[Entries from a dataset of interfaces]
——————
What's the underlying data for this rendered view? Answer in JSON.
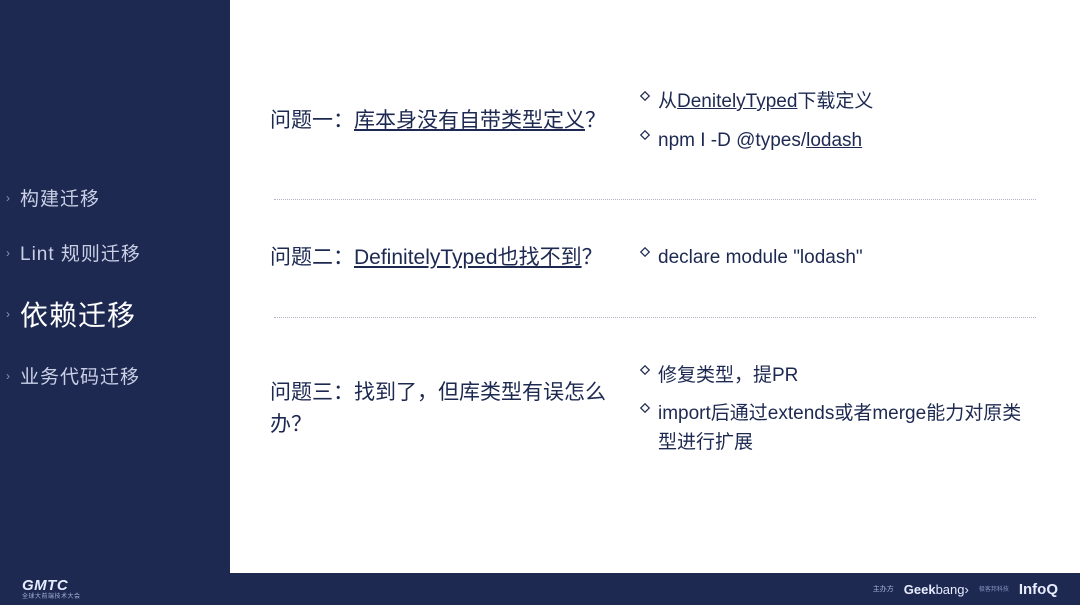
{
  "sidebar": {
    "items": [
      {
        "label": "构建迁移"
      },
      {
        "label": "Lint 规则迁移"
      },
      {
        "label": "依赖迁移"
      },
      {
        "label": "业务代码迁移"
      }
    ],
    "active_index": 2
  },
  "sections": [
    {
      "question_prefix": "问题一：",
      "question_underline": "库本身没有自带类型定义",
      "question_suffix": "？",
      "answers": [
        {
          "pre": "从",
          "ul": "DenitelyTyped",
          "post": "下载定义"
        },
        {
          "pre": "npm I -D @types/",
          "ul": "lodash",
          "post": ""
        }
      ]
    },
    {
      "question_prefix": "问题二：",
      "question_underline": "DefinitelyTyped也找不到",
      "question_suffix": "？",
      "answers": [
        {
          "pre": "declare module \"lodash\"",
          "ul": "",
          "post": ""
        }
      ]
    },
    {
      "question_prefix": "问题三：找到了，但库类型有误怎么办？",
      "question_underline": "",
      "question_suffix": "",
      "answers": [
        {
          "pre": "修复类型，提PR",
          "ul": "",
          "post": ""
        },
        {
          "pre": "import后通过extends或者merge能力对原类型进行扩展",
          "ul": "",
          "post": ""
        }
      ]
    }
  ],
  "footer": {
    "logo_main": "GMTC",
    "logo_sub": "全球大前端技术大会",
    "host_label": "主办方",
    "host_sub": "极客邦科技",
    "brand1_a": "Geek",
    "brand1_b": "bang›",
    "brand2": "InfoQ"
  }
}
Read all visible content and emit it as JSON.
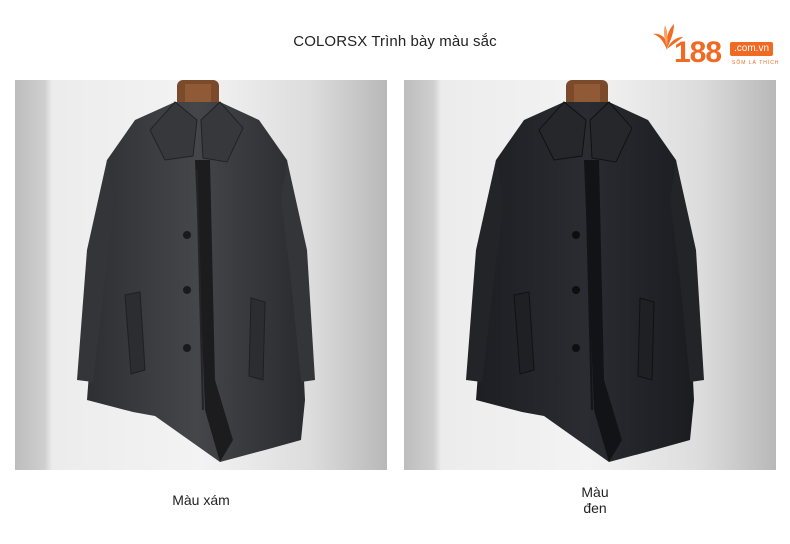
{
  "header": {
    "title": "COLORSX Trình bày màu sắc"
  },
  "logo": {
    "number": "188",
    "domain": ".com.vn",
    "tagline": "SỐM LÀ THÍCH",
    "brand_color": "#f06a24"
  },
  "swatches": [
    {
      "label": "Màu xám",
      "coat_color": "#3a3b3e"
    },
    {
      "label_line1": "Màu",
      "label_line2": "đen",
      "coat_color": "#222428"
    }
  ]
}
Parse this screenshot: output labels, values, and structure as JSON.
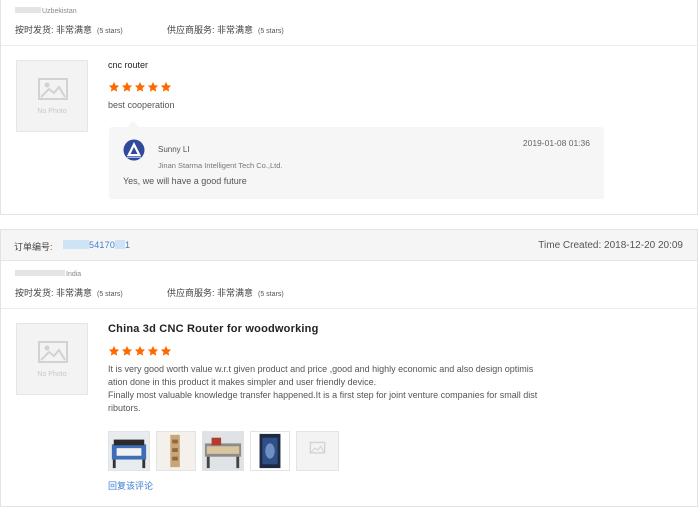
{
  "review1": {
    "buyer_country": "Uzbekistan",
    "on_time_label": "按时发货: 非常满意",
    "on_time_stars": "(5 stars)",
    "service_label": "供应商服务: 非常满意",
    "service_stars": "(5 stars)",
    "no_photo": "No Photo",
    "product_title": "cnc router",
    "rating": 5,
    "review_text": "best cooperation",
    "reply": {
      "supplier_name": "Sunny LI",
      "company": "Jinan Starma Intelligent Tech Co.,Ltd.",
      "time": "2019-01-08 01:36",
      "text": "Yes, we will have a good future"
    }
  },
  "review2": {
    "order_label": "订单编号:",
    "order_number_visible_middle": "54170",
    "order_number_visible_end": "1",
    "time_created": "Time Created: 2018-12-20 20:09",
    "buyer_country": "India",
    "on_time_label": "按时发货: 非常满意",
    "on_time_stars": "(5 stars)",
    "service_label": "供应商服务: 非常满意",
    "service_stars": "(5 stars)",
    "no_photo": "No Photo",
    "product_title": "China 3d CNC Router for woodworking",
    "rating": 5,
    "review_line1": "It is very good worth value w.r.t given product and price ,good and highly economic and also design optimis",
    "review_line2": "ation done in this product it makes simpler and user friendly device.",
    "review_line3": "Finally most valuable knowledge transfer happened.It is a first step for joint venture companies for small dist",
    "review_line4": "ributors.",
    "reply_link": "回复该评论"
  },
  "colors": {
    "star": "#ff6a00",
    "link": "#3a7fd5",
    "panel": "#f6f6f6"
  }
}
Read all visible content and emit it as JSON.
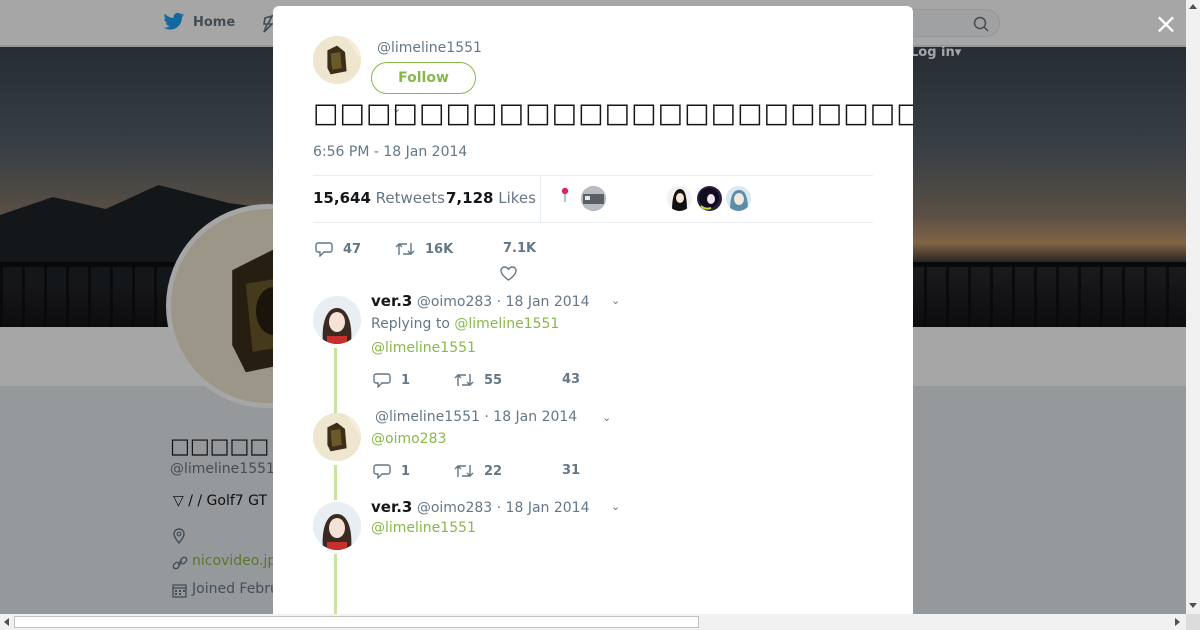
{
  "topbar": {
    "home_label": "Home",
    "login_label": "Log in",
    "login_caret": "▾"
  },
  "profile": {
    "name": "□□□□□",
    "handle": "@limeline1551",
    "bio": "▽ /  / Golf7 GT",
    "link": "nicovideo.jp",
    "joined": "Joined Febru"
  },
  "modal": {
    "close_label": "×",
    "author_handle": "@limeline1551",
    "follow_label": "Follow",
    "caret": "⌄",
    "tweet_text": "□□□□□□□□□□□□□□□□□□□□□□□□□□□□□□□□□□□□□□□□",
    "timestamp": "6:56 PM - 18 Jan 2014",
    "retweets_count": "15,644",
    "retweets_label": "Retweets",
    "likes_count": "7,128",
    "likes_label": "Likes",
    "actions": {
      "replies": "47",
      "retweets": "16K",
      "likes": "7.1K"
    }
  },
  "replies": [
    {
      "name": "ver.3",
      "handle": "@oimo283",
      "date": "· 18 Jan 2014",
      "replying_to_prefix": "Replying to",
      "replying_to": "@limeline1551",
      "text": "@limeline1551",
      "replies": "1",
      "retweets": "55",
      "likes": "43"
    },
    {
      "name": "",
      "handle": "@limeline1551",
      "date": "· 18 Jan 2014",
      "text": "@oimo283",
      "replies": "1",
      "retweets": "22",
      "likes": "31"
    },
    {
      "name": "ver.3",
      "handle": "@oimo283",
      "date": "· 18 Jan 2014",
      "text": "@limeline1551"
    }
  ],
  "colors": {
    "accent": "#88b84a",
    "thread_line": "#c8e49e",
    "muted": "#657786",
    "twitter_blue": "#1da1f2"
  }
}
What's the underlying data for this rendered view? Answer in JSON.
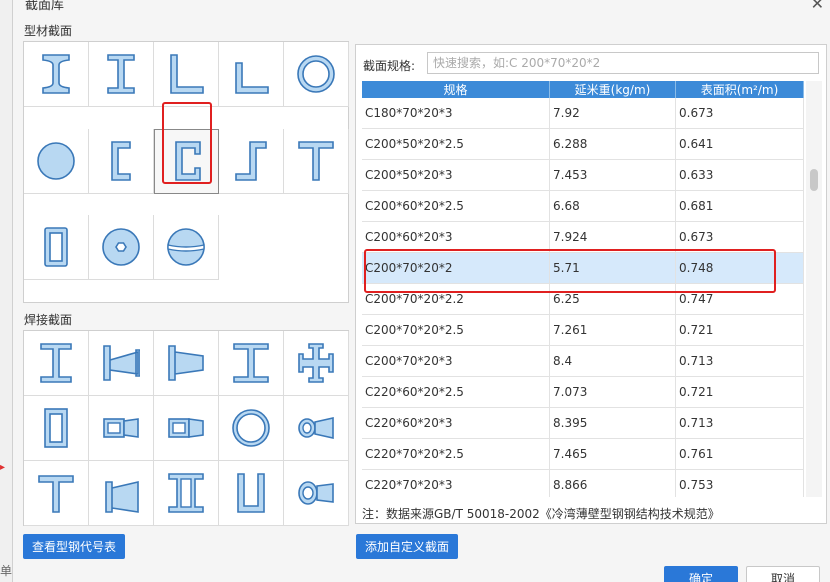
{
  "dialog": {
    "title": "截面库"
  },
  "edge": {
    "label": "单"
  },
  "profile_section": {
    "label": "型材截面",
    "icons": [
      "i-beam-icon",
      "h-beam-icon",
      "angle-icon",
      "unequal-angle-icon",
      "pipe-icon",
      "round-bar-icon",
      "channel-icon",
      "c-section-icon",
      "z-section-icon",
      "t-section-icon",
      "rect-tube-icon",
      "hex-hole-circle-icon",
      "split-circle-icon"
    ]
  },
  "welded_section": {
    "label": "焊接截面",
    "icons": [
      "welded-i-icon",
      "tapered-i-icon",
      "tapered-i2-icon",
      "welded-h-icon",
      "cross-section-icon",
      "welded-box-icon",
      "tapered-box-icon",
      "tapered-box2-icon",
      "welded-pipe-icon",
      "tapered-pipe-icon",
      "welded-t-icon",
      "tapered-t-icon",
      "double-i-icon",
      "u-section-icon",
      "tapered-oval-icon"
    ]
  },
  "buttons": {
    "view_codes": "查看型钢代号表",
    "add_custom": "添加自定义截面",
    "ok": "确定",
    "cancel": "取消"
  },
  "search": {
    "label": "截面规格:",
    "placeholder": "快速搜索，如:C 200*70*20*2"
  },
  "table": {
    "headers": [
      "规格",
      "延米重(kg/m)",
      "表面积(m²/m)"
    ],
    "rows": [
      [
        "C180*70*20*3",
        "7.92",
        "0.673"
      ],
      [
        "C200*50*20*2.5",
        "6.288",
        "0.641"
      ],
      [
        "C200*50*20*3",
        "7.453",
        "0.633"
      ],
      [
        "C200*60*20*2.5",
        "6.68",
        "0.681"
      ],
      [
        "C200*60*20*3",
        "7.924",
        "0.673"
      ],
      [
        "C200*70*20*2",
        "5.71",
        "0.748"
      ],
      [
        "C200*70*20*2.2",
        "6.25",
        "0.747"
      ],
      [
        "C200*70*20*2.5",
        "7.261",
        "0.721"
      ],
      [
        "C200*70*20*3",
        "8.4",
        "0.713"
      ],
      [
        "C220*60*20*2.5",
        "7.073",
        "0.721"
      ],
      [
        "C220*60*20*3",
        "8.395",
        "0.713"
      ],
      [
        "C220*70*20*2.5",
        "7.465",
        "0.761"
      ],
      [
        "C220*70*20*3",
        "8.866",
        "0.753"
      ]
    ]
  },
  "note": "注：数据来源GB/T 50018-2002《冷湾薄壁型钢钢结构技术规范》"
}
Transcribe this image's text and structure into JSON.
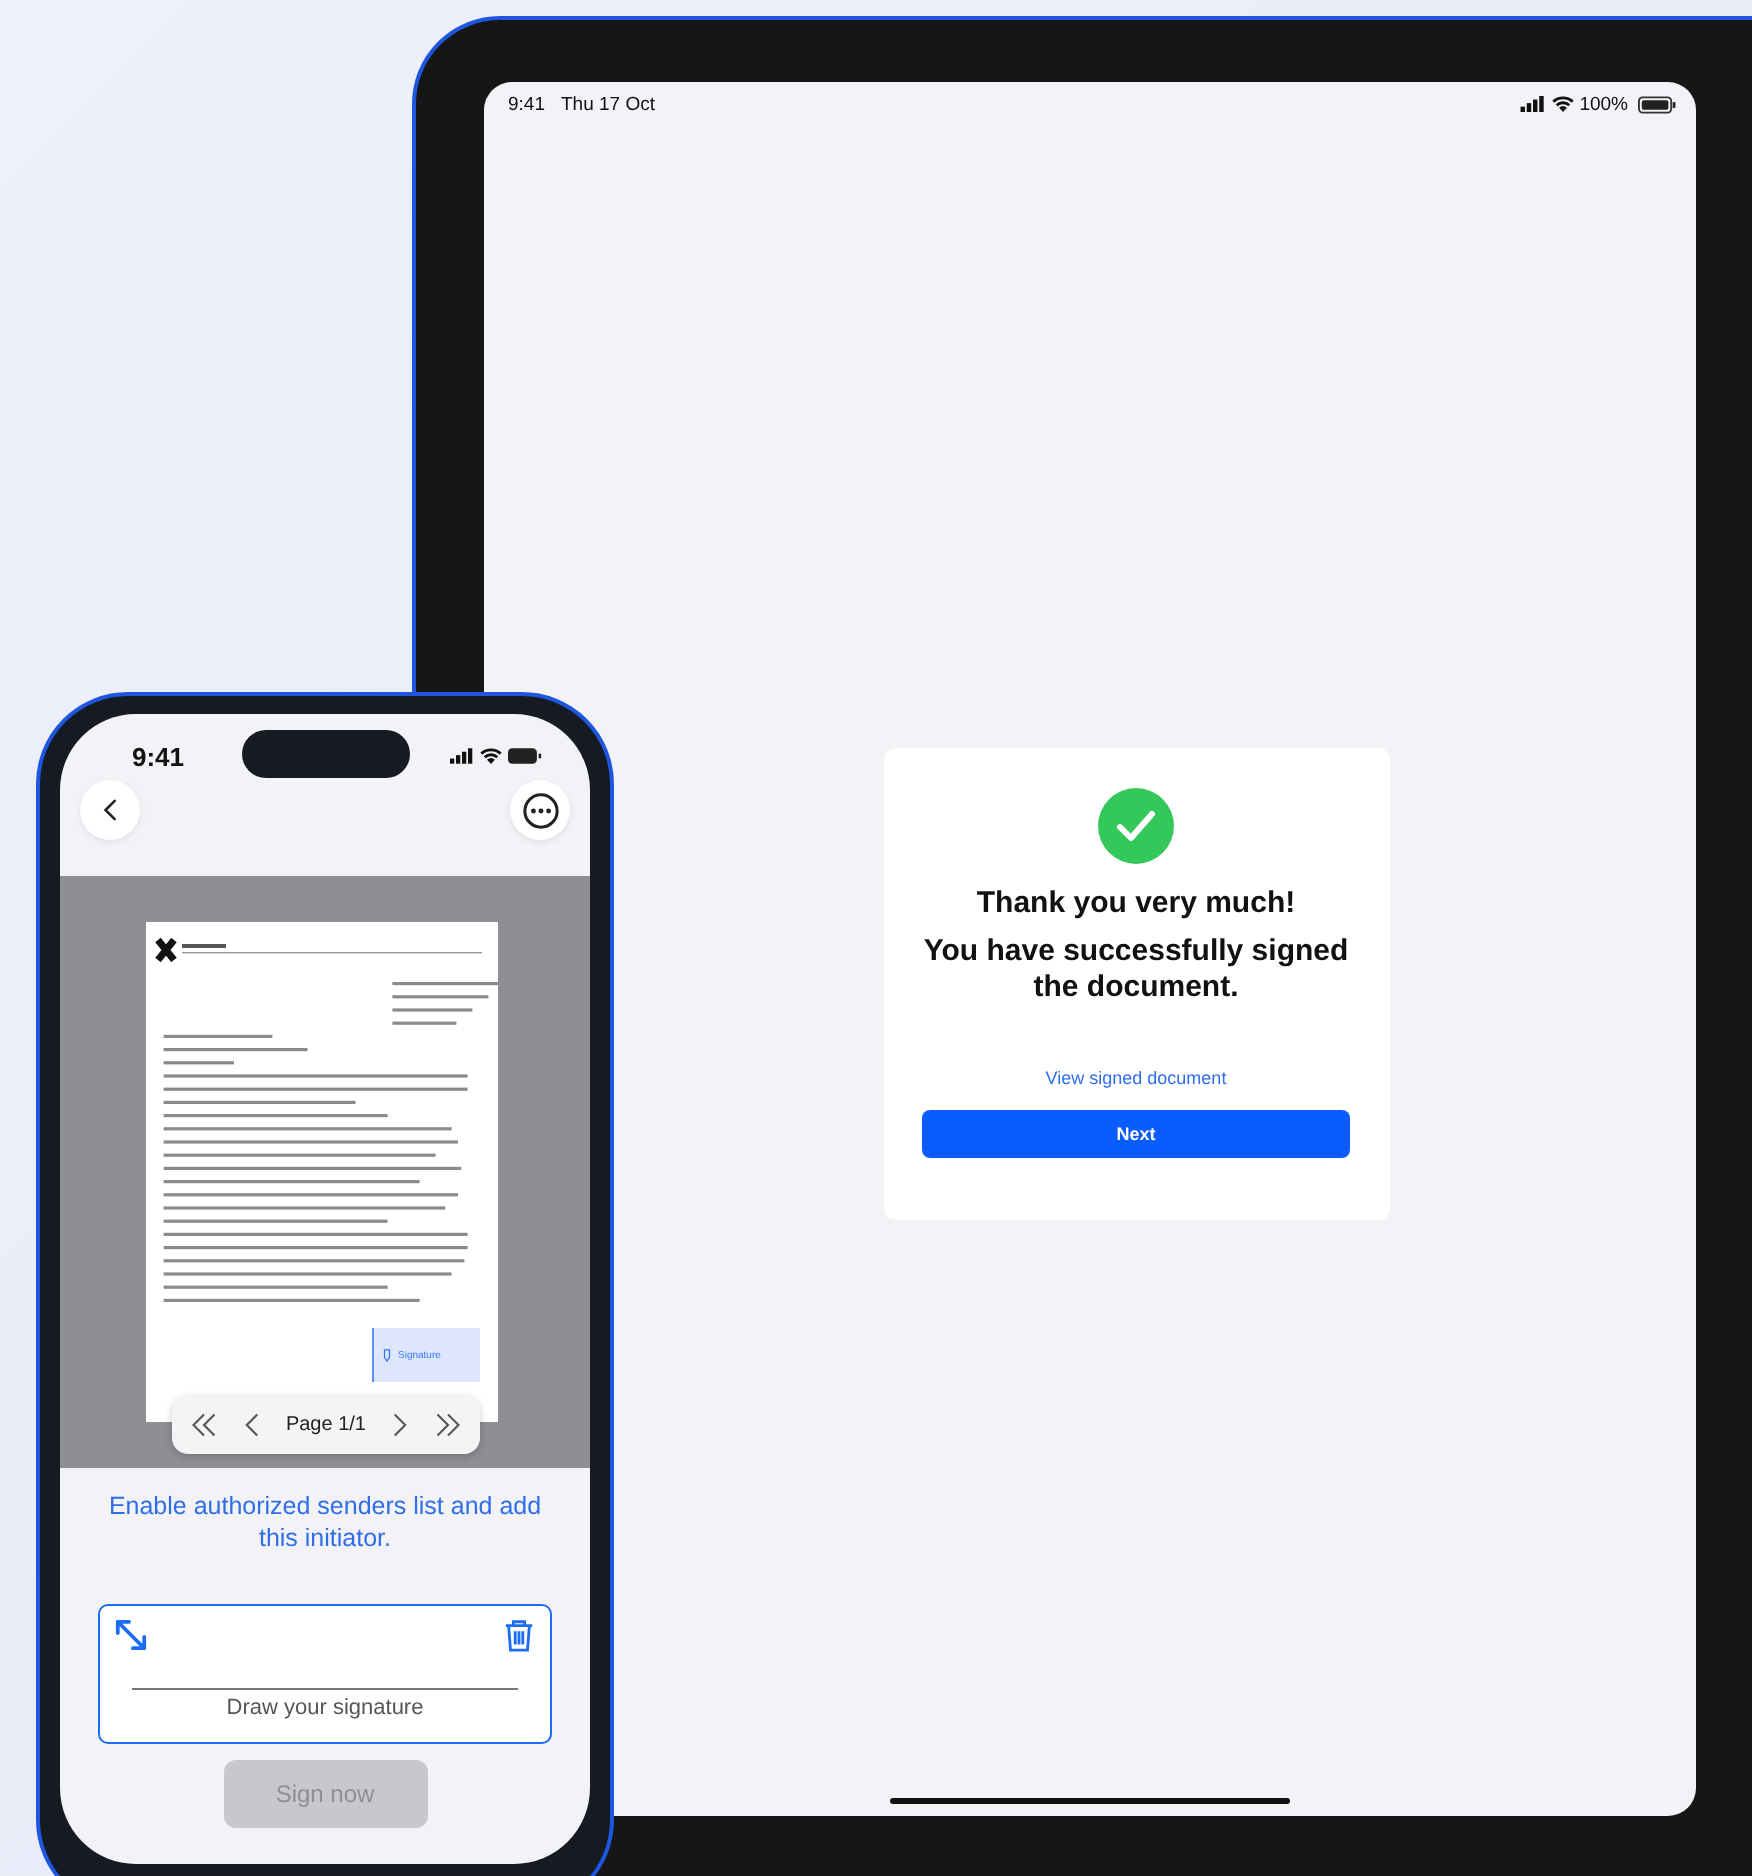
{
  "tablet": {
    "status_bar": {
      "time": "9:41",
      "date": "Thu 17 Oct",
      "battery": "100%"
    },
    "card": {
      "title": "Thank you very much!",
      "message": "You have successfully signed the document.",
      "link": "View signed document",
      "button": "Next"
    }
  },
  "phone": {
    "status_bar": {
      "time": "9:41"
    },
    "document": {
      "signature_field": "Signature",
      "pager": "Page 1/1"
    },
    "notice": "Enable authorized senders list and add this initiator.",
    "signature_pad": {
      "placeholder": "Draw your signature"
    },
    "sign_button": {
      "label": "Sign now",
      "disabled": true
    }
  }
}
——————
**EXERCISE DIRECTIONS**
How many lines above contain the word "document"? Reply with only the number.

**TASK ANSWER**
3